- Work order
Your answer should be every line below that includes the word "https".

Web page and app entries
┌────────
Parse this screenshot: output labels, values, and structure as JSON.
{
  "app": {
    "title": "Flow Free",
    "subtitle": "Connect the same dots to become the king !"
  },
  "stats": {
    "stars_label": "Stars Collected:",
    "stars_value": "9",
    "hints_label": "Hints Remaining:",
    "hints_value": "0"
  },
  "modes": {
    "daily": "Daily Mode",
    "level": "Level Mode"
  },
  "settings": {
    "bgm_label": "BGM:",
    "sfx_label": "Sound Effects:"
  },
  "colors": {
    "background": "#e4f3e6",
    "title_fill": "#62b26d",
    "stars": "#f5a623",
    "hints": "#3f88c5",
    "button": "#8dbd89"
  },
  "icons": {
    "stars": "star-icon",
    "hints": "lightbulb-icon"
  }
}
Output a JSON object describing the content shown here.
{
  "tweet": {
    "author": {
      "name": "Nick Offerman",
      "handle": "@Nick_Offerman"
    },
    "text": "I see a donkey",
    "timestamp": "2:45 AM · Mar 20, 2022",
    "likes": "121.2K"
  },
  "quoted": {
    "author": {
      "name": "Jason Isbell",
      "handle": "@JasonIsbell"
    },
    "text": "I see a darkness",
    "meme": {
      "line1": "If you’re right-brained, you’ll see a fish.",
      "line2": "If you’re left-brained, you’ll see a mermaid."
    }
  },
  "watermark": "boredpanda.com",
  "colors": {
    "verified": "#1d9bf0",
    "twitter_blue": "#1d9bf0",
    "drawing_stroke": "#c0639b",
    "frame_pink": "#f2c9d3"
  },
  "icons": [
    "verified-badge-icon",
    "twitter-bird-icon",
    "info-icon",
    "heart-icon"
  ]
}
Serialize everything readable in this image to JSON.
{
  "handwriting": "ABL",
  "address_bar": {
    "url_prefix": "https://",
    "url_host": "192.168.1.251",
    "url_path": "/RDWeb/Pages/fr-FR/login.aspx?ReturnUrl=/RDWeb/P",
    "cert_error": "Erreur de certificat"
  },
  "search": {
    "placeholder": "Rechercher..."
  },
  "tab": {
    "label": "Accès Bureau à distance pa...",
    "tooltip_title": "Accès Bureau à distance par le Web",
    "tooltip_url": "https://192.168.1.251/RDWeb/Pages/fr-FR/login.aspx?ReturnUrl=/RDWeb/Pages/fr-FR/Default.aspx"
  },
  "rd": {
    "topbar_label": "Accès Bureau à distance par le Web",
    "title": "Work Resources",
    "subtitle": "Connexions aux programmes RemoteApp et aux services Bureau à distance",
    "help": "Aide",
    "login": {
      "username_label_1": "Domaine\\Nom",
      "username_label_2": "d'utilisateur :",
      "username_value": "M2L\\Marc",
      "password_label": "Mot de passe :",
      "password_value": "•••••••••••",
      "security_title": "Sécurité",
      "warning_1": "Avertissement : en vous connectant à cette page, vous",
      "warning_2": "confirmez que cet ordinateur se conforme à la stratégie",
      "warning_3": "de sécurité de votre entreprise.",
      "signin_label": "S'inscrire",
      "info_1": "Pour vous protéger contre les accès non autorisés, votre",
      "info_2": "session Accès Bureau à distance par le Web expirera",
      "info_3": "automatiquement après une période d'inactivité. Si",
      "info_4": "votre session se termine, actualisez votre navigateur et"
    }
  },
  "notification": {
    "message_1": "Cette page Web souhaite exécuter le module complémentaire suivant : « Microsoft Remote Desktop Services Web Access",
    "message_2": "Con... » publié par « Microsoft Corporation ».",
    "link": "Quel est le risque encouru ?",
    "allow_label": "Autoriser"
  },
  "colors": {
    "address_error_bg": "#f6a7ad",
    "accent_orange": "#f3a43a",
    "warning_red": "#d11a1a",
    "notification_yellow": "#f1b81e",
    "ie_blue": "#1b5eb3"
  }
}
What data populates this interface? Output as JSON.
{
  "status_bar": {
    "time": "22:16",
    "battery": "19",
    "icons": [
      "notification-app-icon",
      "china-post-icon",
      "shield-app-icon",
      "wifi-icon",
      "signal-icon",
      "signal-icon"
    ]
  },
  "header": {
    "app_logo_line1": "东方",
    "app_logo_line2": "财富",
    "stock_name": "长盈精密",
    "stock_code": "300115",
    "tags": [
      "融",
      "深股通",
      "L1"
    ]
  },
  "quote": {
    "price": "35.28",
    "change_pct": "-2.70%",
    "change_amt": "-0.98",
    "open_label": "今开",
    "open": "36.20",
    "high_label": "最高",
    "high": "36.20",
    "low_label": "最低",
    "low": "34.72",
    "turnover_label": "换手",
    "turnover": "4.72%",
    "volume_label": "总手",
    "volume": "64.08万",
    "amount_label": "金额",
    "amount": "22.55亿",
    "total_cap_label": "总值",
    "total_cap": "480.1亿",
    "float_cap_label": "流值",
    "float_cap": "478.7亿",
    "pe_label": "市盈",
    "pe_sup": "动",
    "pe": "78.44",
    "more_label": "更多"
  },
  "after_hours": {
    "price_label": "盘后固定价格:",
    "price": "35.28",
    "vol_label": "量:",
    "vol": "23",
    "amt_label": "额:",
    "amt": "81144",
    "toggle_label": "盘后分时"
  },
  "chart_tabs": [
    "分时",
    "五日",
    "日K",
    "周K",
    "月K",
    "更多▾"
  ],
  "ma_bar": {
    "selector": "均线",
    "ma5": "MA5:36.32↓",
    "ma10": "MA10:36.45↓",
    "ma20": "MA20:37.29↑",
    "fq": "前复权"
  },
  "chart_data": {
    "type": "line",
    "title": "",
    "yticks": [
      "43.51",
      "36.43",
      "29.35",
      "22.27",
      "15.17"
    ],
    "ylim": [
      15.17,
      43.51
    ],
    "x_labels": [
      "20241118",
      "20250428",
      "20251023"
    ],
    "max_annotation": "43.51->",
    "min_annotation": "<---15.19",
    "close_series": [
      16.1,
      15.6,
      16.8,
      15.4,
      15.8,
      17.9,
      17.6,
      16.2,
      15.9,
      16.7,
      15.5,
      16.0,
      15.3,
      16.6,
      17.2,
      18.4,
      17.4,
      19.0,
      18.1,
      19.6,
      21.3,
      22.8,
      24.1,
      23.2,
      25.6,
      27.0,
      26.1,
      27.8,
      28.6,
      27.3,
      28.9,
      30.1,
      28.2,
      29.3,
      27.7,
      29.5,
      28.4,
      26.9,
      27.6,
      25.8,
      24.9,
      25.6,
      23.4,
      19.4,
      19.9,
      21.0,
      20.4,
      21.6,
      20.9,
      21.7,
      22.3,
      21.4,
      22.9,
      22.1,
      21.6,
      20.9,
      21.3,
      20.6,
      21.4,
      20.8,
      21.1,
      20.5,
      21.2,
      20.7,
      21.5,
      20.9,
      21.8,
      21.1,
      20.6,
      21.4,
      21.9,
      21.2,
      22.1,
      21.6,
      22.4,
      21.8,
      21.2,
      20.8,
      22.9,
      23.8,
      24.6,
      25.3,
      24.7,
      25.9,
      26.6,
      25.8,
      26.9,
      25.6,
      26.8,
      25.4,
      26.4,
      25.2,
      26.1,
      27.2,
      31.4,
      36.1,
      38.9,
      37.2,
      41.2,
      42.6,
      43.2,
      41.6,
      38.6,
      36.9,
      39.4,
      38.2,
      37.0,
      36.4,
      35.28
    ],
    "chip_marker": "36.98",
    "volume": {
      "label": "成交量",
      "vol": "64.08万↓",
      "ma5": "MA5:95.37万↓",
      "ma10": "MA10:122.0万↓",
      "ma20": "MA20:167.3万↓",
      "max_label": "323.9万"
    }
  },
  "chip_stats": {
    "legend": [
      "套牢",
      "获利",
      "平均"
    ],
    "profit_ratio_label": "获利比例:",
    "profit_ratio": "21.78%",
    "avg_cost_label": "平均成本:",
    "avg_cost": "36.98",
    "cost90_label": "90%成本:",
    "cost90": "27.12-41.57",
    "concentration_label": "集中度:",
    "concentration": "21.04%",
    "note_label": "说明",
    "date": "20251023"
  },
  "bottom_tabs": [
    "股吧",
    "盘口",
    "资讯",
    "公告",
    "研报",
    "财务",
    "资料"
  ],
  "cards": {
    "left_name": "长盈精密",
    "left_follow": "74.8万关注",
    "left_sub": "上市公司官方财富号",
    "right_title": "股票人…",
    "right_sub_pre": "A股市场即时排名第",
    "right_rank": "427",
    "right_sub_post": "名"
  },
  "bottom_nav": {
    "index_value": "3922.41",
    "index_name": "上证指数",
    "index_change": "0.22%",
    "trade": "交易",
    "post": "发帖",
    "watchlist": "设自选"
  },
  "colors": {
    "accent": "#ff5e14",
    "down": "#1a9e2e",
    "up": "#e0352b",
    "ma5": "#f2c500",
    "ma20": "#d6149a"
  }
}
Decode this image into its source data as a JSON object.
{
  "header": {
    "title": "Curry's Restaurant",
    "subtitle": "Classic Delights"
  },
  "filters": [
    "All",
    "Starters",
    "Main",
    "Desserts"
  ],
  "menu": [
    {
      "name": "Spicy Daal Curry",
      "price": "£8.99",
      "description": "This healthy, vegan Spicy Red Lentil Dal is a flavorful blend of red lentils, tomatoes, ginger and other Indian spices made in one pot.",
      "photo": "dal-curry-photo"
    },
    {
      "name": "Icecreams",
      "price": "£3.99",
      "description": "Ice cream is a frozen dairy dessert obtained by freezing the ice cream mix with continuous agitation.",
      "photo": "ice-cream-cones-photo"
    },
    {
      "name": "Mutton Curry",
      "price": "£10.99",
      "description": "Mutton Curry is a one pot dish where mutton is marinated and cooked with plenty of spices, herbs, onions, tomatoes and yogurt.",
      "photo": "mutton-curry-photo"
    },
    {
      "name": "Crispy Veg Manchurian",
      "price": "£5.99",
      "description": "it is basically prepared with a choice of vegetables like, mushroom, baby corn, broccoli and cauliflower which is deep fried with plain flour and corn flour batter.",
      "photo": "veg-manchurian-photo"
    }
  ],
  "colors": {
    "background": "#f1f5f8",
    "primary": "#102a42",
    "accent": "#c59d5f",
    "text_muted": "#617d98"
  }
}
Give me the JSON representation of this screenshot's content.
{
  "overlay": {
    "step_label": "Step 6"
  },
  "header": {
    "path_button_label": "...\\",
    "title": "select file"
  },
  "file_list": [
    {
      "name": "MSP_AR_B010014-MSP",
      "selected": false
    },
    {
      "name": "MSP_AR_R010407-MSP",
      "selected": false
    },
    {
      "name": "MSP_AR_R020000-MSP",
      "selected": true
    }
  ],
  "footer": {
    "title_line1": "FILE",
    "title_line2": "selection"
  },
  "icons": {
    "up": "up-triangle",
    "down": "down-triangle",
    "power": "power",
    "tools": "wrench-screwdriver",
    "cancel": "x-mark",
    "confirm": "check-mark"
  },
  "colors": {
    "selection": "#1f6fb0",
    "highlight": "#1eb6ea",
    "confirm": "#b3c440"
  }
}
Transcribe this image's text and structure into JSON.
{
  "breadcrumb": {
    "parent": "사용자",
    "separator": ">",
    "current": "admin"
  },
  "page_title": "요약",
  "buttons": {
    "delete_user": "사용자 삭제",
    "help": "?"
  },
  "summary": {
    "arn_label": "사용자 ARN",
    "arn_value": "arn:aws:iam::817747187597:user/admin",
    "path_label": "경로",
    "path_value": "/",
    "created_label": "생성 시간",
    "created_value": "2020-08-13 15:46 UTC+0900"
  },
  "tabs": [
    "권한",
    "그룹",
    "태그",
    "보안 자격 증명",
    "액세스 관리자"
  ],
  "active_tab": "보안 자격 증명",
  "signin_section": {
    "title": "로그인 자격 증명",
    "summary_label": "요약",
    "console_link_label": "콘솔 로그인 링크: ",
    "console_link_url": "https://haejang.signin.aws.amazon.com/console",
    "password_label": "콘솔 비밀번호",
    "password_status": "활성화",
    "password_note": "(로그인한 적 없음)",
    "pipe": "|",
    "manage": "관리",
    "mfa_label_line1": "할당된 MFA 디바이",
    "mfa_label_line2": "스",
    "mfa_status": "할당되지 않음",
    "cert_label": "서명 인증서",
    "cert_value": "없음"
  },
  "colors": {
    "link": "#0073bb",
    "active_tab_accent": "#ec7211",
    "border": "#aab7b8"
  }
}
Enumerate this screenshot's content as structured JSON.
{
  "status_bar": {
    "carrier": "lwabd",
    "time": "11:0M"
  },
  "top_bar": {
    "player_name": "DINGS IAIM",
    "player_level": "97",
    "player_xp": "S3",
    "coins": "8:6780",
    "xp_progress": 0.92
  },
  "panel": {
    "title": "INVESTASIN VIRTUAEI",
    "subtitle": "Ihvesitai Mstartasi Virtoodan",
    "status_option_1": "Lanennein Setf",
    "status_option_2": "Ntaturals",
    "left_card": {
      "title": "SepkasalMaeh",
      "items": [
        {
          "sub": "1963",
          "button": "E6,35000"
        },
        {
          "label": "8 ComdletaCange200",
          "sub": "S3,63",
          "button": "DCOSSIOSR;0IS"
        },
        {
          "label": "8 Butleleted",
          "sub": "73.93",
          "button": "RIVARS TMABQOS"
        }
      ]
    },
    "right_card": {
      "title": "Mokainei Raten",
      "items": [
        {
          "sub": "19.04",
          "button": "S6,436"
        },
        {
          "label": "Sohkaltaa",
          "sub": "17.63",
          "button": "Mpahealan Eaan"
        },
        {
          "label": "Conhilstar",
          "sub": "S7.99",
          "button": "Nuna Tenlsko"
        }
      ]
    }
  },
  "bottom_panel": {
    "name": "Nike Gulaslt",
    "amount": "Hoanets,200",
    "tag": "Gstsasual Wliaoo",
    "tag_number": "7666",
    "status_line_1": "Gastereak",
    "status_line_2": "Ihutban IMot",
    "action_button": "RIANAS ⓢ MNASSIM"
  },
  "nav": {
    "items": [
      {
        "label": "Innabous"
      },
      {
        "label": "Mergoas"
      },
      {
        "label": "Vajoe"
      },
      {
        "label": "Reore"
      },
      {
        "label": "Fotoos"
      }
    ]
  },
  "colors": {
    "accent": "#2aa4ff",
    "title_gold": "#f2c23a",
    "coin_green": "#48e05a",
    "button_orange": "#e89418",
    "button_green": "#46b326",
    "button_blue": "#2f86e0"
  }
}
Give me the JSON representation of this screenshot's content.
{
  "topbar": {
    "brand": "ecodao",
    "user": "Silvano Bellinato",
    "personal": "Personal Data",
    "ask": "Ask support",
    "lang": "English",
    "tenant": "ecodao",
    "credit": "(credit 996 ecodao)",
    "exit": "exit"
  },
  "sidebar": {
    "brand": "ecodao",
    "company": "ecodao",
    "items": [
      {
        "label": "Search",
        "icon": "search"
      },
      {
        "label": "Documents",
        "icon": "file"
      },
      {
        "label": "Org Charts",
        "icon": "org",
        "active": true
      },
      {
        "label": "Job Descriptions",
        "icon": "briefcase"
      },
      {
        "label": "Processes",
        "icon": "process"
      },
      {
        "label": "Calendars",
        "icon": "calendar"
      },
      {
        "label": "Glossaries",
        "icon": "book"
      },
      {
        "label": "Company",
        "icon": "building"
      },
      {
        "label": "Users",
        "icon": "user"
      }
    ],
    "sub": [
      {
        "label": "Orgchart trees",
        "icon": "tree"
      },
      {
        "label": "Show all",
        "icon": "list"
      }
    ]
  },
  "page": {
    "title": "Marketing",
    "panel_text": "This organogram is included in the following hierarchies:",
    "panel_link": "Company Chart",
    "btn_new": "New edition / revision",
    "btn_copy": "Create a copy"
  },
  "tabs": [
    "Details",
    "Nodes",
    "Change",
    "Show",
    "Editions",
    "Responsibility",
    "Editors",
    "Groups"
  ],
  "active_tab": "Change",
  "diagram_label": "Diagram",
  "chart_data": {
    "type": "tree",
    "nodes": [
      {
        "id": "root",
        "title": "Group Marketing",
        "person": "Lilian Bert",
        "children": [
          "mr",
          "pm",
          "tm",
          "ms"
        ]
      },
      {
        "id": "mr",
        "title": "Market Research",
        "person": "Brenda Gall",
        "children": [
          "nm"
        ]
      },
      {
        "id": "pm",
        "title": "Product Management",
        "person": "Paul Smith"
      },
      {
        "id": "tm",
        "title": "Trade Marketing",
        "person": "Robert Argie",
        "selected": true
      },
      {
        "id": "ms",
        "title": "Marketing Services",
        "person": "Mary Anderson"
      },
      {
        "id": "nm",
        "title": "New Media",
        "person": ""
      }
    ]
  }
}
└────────
- Reply
    "url_prefix": "https://",
    "tooltip_url": "https://192.168.1.251/RDWeb/Pages/fr-FR/login.aspx?ReturnUrl=/RDWeb/Pages/fr-FR/Default.aspx"
    "console_link_url": "https://haejang.signin.aws.amazon.com/console",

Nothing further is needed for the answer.